* **DIRECTIONS FOR THIS TASK**: Look through the listing for the word "stamp". Copy each line that has it.

------------------------

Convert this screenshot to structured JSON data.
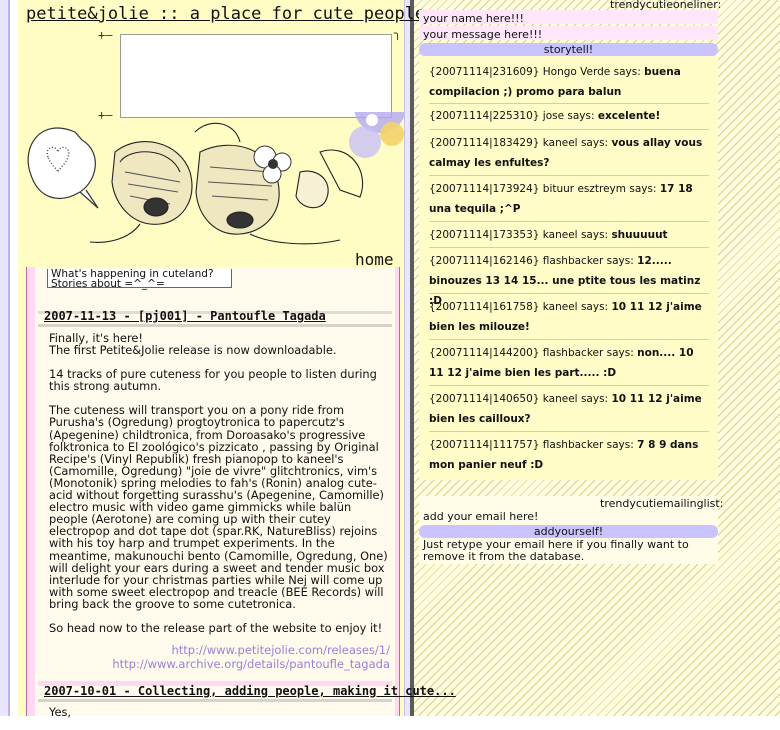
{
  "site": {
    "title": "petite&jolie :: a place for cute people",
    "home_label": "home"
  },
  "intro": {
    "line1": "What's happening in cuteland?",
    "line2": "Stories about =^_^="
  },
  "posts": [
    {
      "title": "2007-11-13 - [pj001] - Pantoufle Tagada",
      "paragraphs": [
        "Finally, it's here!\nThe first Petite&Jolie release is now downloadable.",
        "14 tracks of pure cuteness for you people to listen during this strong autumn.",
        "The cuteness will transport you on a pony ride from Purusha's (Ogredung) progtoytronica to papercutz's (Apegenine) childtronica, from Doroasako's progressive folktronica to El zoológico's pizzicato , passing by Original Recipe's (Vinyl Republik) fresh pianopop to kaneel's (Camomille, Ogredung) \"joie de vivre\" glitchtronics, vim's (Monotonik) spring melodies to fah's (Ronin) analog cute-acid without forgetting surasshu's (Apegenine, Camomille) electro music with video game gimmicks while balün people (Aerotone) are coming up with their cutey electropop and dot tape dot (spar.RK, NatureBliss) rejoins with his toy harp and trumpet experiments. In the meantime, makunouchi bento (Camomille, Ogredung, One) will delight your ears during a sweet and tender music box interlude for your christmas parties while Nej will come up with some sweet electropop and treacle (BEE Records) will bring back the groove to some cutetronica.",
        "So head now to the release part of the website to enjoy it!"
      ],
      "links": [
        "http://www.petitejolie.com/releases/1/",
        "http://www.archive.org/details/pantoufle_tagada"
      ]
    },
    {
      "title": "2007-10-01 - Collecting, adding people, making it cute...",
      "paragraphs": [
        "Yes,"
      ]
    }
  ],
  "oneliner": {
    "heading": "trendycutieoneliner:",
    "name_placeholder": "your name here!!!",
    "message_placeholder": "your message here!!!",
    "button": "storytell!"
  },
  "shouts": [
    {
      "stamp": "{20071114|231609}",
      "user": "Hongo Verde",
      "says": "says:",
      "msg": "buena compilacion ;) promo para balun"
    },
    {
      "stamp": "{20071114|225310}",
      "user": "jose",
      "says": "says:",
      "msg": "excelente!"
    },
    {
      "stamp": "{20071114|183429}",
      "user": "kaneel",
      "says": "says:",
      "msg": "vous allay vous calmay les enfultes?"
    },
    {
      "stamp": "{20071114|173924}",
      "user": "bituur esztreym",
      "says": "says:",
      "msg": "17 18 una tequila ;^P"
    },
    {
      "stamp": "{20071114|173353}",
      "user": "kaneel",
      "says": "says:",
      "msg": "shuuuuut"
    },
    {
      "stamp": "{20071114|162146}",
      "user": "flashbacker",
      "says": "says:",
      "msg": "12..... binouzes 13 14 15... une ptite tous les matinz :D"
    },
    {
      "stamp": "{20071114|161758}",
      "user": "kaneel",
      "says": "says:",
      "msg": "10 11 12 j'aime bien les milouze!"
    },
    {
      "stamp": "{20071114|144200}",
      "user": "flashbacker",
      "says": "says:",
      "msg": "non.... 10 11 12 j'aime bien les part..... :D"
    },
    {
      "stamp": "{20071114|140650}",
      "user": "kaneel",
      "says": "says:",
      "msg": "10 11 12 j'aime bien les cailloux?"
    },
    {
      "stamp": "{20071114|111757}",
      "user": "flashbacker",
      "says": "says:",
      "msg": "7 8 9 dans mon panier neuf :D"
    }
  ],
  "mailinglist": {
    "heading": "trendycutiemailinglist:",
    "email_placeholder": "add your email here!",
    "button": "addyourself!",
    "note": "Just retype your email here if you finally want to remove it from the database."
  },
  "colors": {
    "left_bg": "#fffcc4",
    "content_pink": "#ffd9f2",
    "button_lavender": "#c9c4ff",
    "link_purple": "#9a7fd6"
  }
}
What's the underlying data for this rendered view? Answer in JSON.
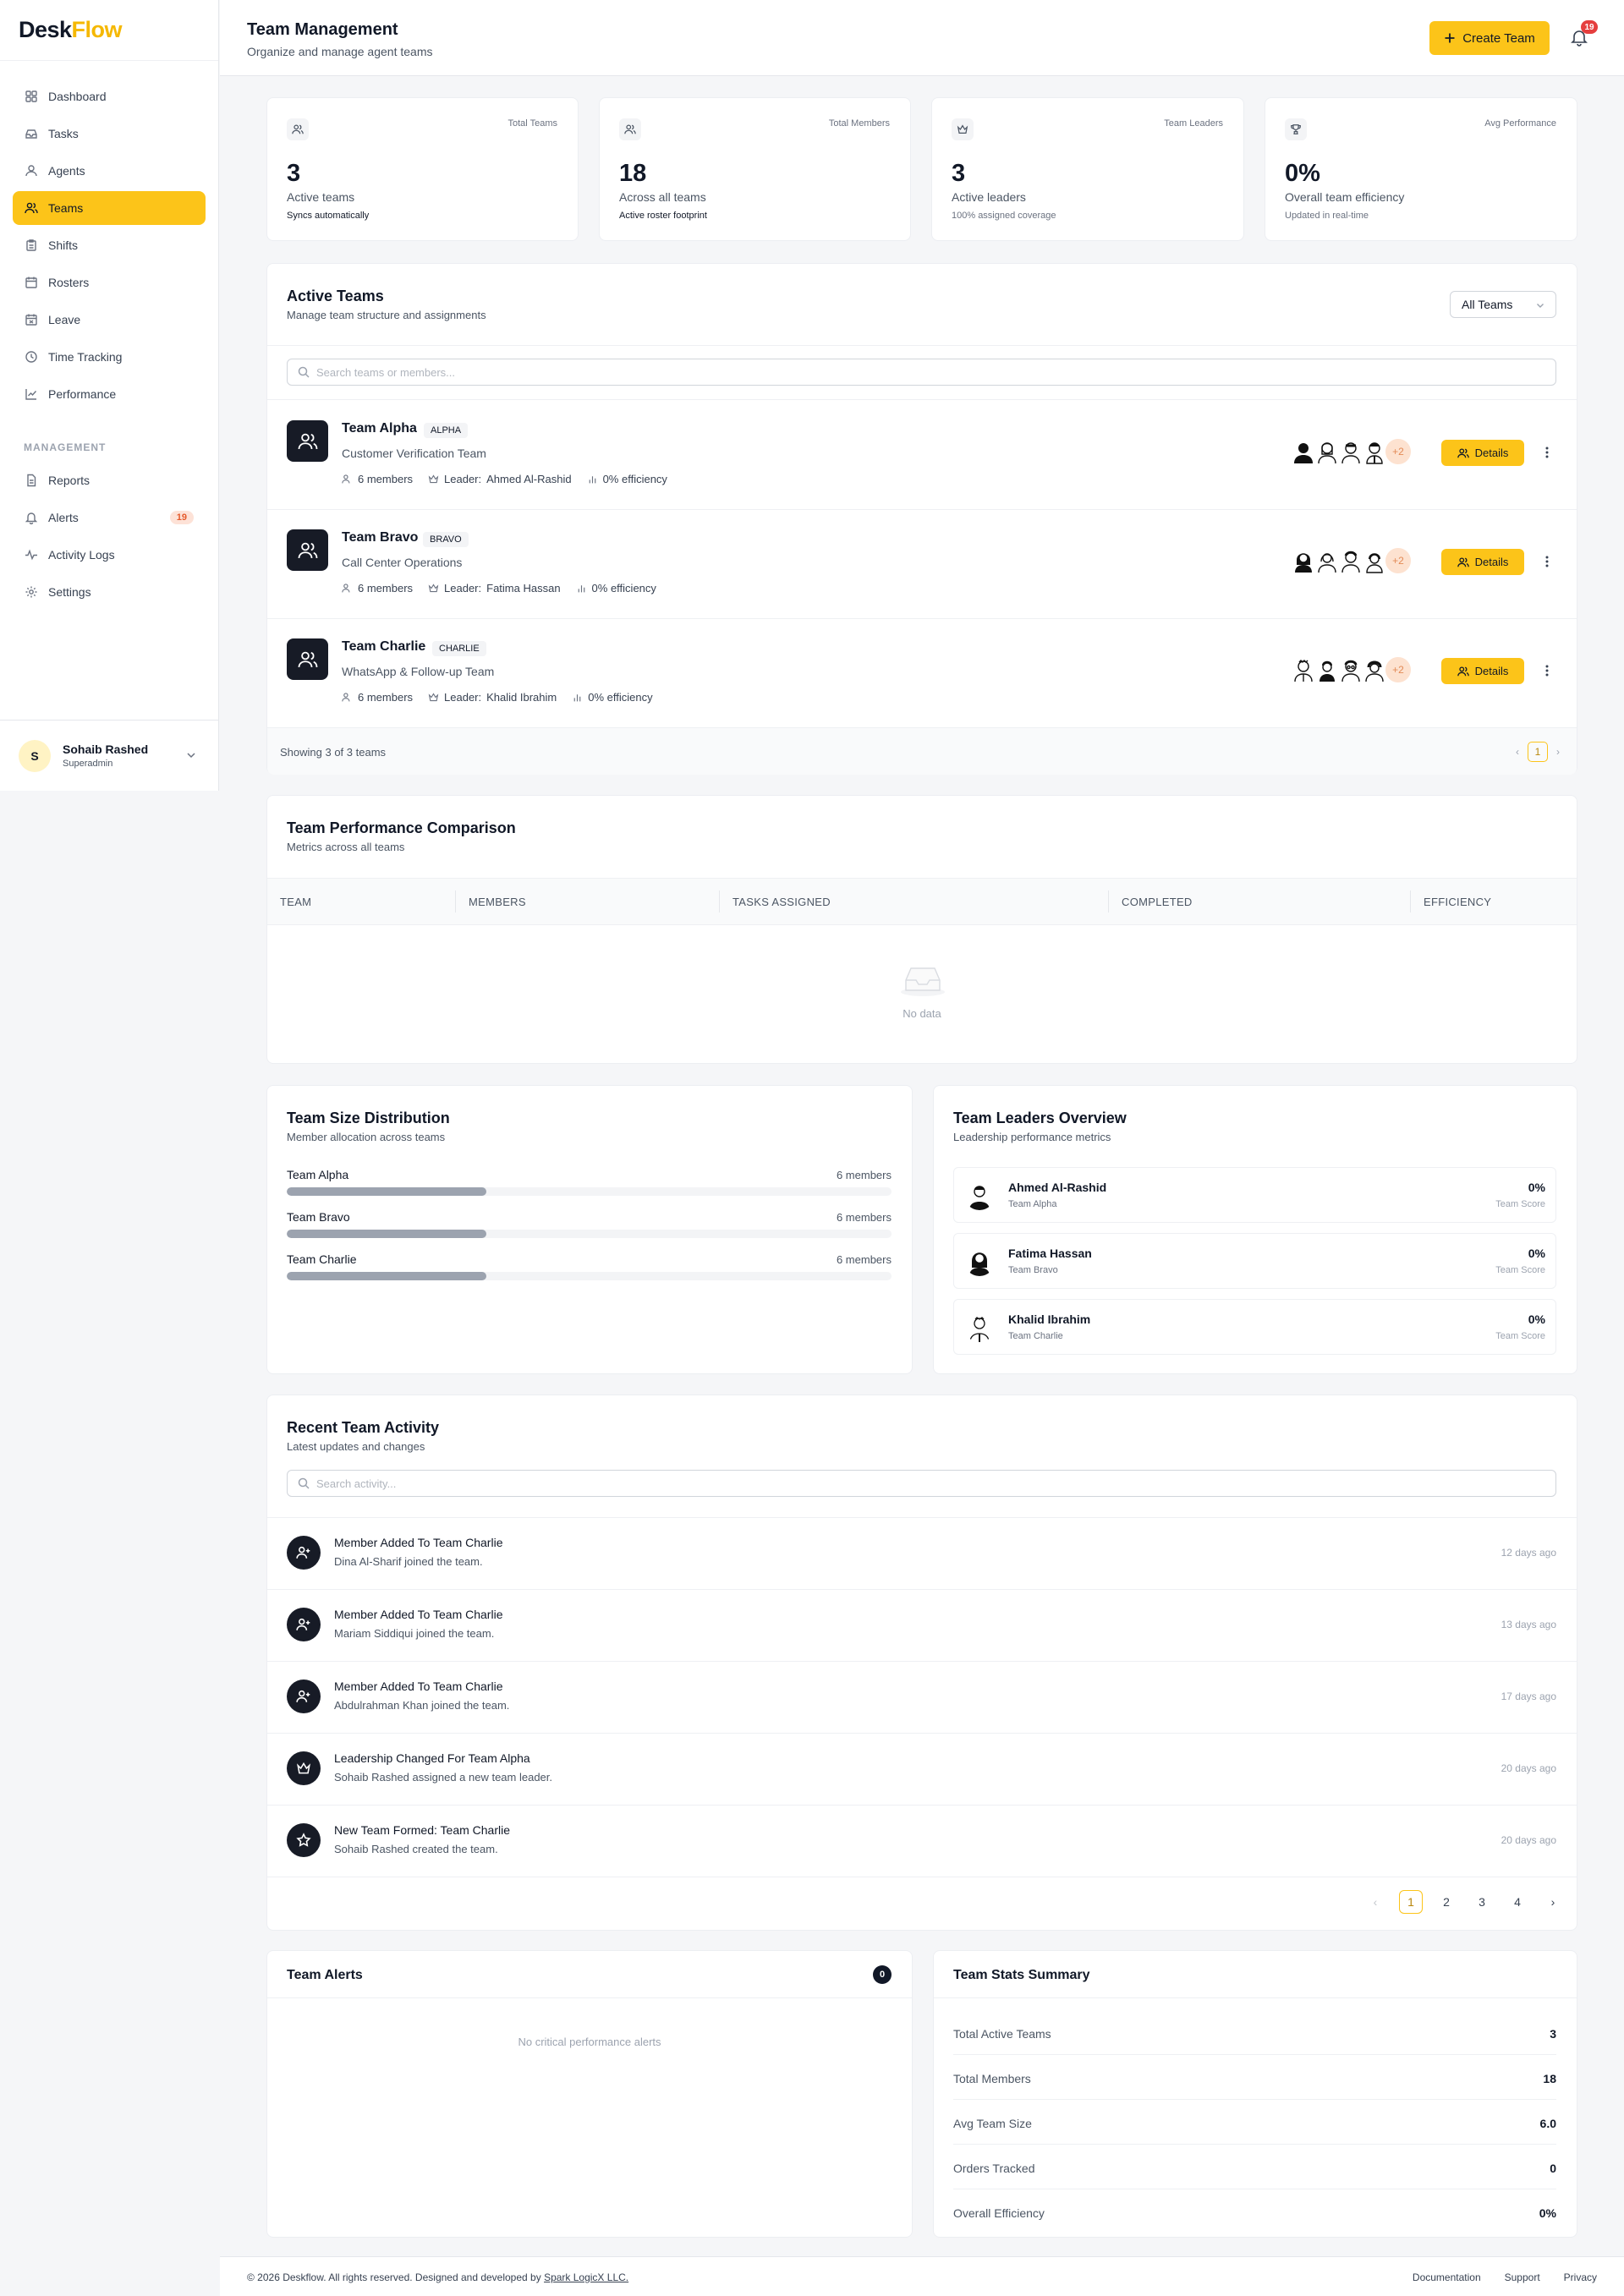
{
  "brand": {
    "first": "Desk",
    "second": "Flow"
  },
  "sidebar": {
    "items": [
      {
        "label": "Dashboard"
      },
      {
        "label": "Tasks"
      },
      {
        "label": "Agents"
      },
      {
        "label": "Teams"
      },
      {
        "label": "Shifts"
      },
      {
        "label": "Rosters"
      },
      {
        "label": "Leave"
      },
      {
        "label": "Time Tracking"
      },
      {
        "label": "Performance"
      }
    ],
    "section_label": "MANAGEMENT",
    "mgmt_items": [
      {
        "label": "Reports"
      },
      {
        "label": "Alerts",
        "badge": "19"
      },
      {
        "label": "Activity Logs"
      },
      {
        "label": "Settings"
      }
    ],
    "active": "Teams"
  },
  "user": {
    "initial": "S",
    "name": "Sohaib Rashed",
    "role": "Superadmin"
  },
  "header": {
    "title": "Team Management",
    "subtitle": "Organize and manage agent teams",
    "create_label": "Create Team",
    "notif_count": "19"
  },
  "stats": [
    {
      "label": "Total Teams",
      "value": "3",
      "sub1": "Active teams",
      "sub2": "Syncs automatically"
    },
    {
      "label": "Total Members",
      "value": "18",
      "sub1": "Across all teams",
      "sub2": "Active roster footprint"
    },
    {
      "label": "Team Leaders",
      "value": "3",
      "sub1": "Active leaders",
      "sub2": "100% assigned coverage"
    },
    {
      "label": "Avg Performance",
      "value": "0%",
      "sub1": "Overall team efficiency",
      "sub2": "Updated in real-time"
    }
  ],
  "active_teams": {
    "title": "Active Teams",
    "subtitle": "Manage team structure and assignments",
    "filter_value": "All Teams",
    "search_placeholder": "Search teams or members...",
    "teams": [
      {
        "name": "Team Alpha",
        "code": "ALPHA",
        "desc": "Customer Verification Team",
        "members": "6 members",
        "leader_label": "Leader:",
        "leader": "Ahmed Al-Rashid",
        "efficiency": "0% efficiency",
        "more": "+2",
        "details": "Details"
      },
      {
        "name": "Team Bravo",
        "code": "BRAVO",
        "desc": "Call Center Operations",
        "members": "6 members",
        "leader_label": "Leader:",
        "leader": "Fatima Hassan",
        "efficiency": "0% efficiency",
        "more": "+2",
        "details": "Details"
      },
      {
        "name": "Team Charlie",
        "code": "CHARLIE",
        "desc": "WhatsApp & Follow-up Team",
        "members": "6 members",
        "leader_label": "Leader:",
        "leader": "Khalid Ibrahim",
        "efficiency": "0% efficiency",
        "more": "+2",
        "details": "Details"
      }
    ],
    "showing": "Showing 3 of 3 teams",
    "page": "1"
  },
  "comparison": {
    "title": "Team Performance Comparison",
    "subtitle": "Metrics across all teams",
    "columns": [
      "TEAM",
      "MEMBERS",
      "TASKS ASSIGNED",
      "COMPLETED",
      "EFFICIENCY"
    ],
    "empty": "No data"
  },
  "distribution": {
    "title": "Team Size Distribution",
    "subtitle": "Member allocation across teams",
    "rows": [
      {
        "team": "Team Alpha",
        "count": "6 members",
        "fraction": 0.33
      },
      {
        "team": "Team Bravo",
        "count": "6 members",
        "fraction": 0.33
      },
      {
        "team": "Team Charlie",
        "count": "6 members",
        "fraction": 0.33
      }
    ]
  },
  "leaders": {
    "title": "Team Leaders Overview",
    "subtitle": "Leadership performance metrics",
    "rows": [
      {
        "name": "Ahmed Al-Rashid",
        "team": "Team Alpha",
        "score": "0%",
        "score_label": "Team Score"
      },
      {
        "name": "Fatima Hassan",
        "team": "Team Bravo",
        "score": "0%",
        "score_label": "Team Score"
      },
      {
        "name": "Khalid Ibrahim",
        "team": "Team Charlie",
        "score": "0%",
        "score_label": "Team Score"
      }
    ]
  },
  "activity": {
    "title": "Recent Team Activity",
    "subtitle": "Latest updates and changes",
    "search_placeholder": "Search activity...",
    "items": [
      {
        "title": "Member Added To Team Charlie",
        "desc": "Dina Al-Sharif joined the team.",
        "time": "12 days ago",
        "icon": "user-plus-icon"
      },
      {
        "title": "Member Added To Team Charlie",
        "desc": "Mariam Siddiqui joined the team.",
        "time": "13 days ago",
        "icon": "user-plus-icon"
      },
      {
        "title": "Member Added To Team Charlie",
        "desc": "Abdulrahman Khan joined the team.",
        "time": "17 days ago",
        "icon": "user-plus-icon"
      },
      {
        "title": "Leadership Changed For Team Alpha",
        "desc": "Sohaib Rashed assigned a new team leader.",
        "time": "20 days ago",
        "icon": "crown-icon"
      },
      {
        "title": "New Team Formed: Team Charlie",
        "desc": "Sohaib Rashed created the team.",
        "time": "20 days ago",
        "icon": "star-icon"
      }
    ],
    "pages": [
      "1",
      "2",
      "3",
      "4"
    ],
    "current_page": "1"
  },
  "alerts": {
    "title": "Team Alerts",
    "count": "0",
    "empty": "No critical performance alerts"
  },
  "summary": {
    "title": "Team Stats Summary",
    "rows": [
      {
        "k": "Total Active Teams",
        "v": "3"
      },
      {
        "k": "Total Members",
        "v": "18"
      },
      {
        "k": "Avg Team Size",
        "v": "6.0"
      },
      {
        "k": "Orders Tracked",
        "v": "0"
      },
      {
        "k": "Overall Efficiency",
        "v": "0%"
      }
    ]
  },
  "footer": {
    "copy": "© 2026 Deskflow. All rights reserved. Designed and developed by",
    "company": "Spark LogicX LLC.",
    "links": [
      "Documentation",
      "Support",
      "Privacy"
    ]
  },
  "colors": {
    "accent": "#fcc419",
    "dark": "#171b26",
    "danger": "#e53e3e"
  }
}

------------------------

* **SOLUTION TO THIS TASK**:
      "stamp": "{20071114|231609}",
      "stamp": "{20071114|225310}",
      "stamp": "{20071114|183429}",
      "stamp": "{20071114|173924}",
      "stamp": "{20071114|173353}",
      "stamp": "{20071114|162146}",
      "stamp": "{20071114|161758}",
      "stamp": "{20071114|144200}",
      "stamp": "{20071114|140650}",
      "stamp": "{20071114|111757}",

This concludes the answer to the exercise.